Task statement:
The result should be every line that contains the word "Ecologia", taken from the material.

Exercise input:
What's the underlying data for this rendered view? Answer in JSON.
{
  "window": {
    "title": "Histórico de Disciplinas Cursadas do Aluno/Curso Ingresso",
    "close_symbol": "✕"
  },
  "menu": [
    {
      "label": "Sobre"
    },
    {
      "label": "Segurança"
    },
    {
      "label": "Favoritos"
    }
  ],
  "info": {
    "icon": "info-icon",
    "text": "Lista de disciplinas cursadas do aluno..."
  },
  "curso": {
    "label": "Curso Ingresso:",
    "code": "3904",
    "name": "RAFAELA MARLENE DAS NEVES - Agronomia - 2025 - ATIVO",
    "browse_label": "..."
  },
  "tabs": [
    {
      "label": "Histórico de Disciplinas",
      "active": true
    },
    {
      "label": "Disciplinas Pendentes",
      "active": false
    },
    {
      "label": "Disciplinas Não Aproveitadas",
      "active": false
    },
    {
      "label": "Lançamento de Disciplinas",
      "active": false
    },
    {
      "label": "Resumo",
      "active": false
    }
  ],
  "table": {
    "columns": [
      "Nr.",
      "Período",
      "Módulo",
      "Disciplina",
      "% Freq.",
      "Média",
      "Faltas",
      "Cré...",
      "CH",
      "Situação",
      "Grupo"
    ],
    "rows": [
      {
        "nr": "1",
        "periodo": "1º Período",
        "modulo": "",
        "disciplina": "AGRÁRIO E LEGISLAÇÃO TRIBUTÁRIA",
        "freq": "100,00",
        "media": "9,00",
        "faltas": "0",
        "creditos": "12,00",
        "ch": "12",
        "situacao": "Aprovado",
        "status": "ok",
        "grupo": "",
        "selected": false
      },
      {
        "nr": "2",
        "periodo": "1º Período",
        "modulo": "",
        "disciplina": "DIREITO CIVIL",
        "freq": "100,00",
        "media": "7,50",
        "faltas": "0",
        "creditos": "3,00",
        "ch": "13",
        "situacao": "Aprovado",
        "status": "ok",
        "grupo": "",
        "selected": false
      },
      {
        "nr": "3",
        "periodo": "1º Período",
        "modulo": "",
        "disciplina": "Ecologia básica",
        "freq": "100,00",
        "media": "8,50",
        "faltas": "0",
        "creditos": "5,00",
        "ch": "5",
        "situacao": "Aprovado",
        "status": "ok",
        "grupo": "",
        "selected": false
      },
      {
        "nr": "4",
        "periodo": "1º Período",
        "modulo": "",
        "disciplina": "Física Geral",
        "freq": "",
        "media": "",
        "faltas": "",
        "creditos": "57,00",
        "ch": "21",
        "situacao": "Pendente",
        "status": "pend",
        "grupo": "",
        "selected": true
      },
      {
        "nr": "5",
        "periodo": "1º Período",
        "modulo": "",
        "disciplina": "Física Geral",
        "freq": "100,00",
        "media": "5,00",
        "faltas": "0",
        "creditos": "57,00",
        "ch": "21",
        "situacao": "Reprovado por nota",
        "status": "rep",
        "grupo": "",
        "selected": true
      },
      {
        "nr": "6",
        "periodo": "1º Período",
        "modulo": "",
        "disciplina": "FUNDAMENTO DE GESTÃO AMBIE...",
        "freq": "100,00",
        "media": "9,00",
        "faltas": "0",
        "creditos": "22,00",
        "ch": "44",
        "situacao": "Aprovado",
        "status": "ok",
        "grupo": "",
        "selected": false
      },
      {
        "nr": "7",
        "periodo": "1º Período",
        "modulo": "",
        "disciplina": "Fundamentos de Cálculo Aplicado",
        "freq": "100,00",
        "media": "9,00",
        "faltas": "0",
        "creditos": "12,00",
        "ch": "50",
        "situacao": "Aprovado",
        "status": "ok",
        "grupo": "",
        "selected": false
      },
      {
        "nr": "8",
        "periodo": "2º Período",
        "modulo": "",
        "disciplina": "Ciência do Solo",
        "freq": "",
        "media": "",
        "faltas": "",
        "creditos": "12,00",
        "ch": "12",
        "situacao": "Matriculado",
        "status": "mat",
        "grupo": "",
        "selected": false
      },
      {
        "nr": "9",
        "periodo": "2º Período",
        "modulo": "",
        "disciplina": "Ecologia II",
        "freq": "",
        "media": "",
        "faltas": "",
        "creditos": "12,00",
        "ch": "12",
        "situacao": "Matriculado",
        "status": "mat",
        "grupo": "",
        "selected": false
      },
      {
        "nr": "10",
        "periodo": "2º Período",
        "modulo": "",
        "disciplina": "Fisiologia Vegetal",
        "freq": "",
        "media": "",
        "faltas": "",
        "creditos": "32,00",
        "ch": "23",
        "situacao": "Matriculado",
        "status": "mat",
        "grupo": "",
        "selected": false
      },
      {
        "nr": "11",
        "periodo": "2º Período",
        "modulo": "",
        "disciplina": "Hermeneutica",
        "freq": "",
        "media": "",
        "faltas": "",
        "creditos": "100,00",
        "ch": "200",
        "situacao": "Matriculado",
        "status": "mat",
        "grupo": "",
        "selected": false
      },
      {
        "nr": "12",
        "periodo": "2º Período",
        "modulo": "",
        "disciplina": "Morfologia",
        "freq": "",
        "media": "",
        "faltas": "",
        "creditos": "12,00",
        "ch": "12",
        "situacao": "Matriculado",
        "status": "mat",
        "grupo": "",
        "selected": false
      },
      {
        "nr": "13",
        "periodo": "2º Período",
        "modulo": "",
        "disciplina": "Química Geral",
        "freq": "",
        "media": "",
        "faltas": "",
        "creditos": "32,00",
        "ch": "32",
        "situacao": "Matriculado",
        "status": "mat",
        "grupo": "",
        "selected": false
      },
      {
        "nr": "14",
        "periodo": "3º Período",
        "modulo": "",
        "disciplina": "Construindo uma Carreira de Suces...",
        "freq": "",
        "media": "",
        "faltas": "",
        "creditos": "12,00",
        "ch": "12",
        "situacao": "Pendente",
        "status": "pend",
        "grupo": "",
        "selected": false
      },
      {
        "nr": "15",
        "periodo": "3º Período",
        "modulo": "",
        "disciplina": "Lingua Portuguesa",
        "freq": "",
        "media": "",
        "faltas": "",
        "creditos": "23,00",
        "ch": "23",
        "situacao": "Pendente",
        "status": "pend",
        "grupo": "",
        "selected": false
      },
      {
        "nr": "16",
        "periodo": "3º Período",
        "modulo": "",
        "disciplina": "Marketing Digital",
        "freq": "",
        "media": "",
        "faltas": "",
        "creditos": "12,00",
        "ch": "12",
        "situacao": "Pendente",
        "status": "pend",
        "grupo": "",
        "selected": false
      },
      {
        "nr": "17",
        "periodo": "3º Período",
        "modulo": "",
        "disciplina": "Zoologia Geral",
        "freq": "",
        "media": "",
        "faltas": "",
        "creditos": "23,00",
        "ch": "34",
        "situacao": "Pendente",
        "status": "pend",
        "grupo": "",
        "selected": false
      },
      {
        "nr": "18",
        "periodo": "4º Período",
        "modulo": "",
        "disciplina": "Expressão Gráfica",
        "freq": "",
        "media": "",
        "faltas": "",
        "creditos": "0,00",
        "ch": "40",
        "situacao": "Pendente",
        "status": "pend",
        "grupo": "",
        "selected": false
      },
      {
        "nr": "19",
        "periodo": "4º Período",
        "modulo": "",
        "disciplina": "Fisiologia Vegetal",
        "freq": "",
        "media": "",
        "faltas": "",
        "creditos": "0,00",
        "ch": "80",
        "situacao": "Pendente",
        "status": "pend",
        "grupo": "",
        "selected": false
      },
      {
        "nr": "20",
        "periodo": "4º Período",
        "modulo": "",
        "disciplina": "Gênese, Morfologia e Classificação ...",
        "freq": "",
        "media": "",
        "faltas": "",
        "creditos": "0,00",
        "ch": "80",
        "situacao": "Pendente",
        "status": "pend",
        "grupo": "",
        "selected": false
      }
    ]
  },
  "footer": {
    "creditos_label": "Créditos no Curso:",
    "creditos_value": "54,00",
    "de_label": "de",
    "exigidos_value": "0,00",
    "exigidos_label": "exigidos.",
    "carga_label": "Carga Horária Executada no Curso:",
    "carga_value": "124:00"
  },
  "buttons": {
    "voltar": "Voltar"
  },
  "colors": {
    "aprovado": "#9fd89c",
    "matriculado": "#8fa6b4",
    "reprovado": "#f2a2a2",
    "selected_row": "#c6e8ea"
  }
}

Written response:
        "disciplina": "Ecologia básica",
        "disciplina": "Ecologia II",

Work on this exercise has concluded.